* [Assignment]
The reply should hold every line of the data, unchanged and complete.

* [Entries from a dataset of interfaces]
#####

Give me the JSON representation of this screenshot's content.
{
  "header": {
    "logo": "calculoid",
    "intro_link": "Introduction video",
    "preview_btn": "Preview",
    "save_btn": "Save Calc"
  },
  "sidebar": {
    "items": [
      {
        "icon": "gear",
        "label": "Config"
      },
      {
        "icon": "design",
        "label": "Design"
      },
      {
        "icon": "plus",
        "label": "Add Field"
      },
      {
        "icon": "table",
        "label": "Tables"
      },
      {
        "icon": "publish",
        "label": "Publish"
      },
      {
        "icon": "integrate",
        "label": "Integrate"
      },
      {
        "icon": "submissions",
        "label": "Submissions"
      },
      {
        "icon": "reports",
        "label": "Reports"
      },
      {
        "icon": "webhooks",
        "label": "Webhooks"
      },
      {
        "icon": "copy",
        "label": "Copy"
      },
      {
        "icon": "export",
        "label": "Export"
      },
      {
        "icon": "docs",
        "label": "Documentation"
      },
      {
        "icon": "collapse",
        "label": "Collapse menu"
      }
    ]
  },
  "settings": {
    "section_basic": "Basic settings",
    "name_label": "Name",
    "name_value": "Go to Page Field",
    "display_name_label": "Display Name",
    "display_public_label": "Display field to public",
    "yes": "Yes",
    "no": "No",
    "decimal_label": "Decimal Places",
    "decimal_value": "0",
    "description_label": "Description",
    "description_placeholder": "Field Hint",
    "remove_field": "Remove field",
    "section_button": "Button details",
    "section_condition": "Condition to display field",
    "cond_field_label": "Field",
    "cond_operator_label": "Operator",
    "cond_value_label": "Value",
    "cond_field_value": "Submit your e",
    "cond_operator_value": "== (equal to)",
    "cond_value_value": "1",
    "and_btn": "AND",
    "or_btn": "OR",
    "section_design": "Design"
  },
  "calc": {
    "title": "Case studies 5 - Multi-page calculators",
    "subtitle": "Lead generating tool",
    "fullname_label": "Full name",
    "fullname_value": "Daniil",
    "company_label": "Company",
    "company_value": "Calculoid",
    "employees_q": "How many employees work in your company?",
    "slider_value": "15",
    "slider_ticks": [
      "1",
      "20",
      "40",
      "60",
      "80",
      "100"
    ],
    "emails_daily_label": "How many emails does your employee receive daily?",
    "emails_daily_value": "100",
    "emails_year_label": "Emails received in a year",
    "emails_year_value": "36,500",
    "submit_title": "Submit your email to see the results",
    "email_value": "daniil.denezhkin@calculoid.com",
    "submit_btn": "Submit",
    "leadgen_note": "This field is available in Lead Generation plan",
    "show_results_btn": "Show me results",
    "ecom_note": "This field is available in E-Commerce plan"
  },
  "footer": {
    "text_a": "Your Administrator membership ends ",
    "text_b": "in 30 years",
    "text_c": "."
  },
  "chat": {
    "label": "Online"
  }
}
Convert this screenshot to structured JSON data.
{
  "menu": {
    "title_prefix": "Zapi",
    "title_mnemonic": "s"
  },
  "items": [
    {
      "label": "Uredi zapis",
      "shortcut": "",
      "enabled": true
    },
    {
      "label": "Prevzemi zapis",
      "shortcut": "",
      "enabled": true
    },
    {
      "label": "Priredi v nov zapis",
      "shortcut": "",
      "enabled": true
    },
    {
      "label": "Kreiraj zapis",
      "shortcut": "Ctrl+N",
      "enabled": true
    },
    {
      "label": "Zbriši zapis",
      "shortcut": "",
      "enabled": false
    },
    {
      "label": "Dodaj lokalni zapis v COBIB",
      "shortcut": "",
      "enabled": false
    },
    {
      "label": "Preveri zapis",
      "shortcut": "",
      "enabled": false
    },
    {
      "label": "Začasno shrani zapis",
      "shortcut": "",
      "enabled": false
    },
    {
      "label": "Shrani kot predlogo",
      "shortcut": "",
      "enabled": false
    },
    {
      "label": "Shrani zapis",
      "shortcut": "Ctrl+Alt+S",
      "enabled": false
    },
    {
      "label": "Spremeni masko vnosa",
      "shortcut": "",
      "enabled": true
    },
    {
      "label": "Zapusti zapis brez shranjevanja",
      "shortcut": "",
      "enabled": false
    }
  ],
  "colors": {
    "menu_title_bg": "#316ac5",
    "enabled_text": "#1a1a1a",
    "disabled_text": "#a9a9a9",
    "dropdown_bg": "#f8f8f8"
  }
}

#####

* [Exercise response]
Give me the JSON representation of this screenshot's content.
{
  "header": {
    "logo": "calculoid",
    "intro_link": "Introduction video",
    "preview_btn": "Preview",
    "save_btn": "Save Calc"
  },
  "sidebar": {
    "items": [
      {
        "icon": "gear",
        "label": "Config"
      },
      {
        "icon": "design",
        "label": "Design"
      },
      {
        "icon": "plus",
        "label": "Add Field"
      },
      {
        "icon": "table",
        "label": "Tables"
      },
      {
        "icon": "publish",
        "label": "Publish"
      },
      {
        "icon": "integrate",
        "label": "Integrate"
      },
      {
        "icon": "submissions",
        "label": "Submissions"
      },
      {
        "icon": "reports",
        "label": "Reports"
      },
      {
        "icon": "webhooks",
        "label": "Webhooks"
      },
      {
        "icon": "copy",
        "label": "Copy"
      },
      {
        "icon": "export",
        "label": "Export"
      },
      {
        "icon": "docs",
        "label": "Documentation"
      },
      {
        "icon": "collapse",
        "label": "Collapse menu"
      }
    ]
  },
  "settings": {
    "section_basic": "Basic settings",
    "name_label": "Name",
    "name_value": "Go to Page Field",
    "display_name_label": "Display Name",
    "display_public_label": "Display field to public",
    "yes": "Yes",
    "no": "No",
    "decimal_label": "Decimal Places",
    "decimal_value": "0",
    "description_label": "Description",
    "description_placeholder": "Field Hint",
    "remove_field": "Remove field",
    "section_button": "Button details",
    "section_condition": "Condition to display field",
    "cond_field_label": "Field",
    "cond_operator_label": "Operator",
    "cond_value_label": "Value",
    "cond_field_value": "Submit your e",
    "cond_operator_value": "== (equal to)",
    "cond_value_value": "1",
    "and_btn": "AND",
    "or_btn": "OR",
    "section_design": "Design"
  },
  "calc": {
    "title": "Case studies 5 - Multi-page calculators",
    "subtitle": "Lead generating tool",
    "fullname_label": "Full name",
    "fullname_value": "Daniil",
    "company_label": "Company",
    "company_value": "Calculoid",
    "employees_q": "How many employees work in your company?",
    "slider_value": "15",
    "slider_ticks": [
      "1",
      "20",
      "40",
      "60",
      "80",
      "100"
    ],
    "emails_daily_label": "How many emails does your employee receive daily?",
    "emails_daily_value": "100",
    "emails_year_label": "Emails received in a year",
    "emails_year_value": "36,500",
    "submit_title": "Submit your email to see the results",
    "email_value": "daniil.denezhkin@calculoid.com",
    "submit_btn": "Submit",
    "leadgen_note": "This field is available in Lead Generation plan",
    "show_results_btn": "Show me results",
    "ecom_note": "This field is available in E-Commerce plan"
  },
  "footer": {
    "text_a": "Your Administrator membership ends ",
    "text_b": "in 30 years",
    "text_c": "."
  },
  "chat": {
    "label": "Online"
  }
}
Convert this screenshot to structured JSON data.
{
  "menu": {
    "title_prefix": "Zapi",
    "title_mnemonic": "s"
  },
  "items": [
    {
      "label": "Uredi zapis",
      "shortcut": "",
      "enabled": true
    },
    {
      "label": "Prevzemi zapis",
      "shortcut": "",
      "enabled": true
    },
    {
      "label": "Priredi v nov zapis",
      "shortcut": "",
      "enabled": true
    },
    {
      "label": "Kreiraj zapis",
      "shortcut": "Ctrl+N",
      "enabled": true
    },
    {
      "label": "Zbriši zapis",
      "shortcut": "",
      "enabled": false
    },
    {
      "label": "Dodaj lokalni zapis v COBIB",
      "shortcut": "",
      "enabled": false
    },
    {
      "label": "Preveri zapis",
      "shortcut": "",
      "enabled": false
    },
    {
      "label": "Začasno shrani zapis",
      "shortcut": "",
      "enabled": false
    },
    {
      "label": "Shrani kot predlogo",
      "shortcut": "",
      "enabled": false
    },
    {
      "label": "Shrani zapis",
      "shortcut": "Ctrl+Alt+S",
      "enabled": false
    },
    {
      "label": "Spremeni masko vnosa",
      "shortcut": "",
      "enabled": true
    },
    {
      "label": "Zapusti zapis brez shranjevanja",
      "shortcut": "",
      "enabled": false
    }
  ],
  "colors": {
    "menu_title_bg": "#316ac5",
    "enabled_text": "#1a1a1a",
    "disabled_text": "#a9a9a9",
    "dropdown_bg": "#f8f8f8"
  }
}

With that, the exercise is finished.